How making UNLV a top-tier academic institution will also make Southern Nevada a top-tier economic powerhouse. It’s a shame that it took this long and such a traumatic economic event to get people who care about our economy and higher education on the same page, but here we are.
Snyder’s other priorities are a stadium on the campus and a top-rated medical school that belongs to UNLV. The facts will prove that both of those efforts, together with Tier-1 academic status, are part and parcel to a growing, prospering and flourishing Southern Nevada.
Cue the chorus of naysayers.
It is telling that Snyder’s speech was in the heart of the lion’s den. By that I mean that, in past years, one of the least likely components of this community to step up to make sure UNLV grows to the top of its game was the Chamber of Commerce.
The “just say no” to anything that sounded like an investment of their own money toward the community was either front and center or, more to the point, hiding well behind the scenes in scuttling any effort to raise the funds necessary to invest in our future.
That was then. Today, even the once-upon-a-time skinflints at the chamber realize that their future, the future of their businesses and their community’s future is inextricably tied to our city and state’s ability to make the investments required to grow. The Chamber of Commerce is finally (thankfully) acting like a grown-up chamber of commerce and I, for one, am happy to acknowledge that rite of passage.
I may seem a bit harsh, and maybe it’s a bit simplistic to lay so much of the blame on the Chamber of Commerce for the backward attitudes that have permeated this state. But I don’t think so.

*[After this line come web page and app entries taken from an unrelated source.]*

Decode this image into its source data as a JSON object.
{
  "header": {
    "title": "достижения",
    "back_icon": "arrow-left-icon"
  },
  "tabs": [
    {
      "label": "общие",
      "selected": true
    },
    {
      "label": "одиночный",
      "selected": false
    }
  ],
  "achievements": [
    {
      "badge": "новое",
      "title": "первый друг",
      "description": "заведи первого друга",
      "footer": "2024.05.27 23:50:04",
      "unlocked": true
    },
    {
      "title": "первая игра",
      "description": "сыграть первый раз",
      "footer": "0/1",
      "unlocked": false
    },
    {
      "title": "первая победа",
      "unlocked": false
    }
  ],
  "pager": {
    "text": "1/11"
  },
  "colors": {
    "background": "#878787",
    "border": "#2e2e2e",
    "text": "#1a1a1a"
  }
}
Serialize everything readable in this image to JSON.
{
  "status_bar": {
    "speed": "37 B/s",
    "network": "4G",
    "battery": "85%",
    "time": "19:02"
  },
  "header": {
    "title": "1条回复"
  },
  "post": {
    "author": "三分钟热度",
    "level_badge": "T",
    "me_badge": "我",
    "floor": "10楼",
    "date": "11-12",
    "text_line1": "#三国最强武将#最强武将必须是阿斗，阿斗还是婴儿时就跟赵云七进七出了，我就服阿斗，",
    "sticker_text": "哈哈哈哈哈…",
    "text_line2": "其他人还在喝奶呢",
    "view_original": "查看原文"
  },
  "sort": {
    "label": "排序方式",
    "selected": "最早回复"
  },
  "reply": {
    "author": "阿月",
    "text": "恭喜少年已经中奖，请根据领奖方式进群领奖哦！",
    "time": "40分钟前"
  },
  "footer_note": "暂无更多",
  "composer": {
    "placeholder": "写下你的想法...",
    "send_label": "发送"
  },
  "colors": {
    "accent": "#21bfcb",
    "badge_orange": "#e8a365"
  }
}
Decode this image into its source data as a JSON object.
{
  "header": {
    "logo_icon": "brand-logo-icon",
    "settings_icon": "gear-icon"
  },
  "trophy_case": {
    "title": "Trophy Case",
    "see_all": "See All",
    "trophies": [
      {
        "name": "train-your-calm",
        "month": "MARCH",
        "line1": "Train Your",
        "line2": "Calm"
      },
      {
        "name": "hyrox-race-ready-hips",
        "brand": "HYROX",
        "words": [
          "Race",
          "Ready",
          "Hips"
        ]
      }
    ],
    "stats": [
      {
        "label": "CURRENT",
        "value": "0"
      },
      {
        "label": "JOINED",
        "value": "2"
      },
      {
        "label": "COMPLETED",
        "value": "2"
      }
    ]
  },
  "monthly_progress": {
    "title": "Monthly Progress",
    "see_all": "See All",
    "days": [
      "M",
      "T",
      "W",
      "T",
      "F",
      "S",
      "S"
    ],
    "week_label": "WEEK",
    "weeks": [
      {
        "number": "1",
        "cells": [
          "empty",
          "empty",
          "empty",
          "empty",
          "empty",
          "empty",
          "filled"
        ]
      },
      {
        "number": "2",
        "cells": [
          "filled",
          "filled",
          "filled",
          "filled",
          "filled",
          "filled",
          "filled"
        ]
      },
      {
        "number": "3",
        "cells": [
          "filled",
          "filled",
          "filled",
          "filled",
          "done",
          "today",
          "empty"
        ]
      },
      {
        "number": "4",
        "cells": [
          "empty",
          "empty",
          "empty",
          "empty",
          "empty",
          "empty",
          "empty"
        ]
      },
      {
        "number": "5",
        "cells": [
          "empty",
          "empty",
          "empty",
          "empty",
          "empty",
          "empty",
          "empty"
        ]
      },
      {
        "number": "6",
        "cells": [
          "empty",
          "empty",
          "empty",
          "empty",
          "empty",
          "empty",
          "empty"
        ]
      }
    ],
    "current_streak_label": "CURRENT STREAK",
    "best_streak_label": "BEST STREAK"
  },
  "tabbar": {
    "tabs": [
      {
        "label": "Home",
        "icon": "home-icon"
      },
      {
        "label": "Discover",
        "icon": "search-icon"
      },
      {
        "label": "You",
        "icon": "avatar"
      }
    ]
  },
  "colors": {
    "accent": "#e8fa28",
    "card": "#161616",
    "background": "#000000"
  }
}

What I really am is thrilled that Snyder could be received so well by the very people who hold the future of our region in their hands. The business community has always had the opportunity to help good things happen. They now appear enlightened to the possibilities that education empowers. By the way, this is not just a higher education issue but, probably more importantly, a K-12 opportunity to excel.
It’s not surprising that there was an abundance of negative comments, both from the public and some skeptics in the Fourth Estate, about the UNLV vision proposed by Snyder. There is some good reason for them because we have been here before and one can rightly wonder just how many times we have to hear the same thing over and over again before we do something about out predicament.
But some people are so cynical, they oppose any hope and vision for UNLV to excel. Those are the people and the comments that must be ignored if we are to grow forward.
Snyder talked about the aspirations of our community and our university. You can throw in the aspirations of the individuals in Southern Nevada who call this home and who want their lives and the lives of their families to be better tomorrow than they are today.
Aspiration is good but it does not come cheap. It takes hard work to make our dreams come true. Many of those dreams were challenged greatly when the crash came in 2008 but here we are, six years later, and it is time to dream again and to grow toward the future. It is time that we aspire to great things and to no longer be satisfied with mediocrity.
I’m grateful that the Chamber of Commerce has joined UNLV and so many Nevada families in embracing this dream.
And that is where the perspiration comes in. Many Nevadans who roll up their sleeves and go to work every day, expecting the rest of us to jump in and do our part. Don Snyder is asking us to jump.
To which every well-intentioned Las Vegan should ask, “how high?”
Brian Greenspun is publisher and editor of the Las Vegas Sun.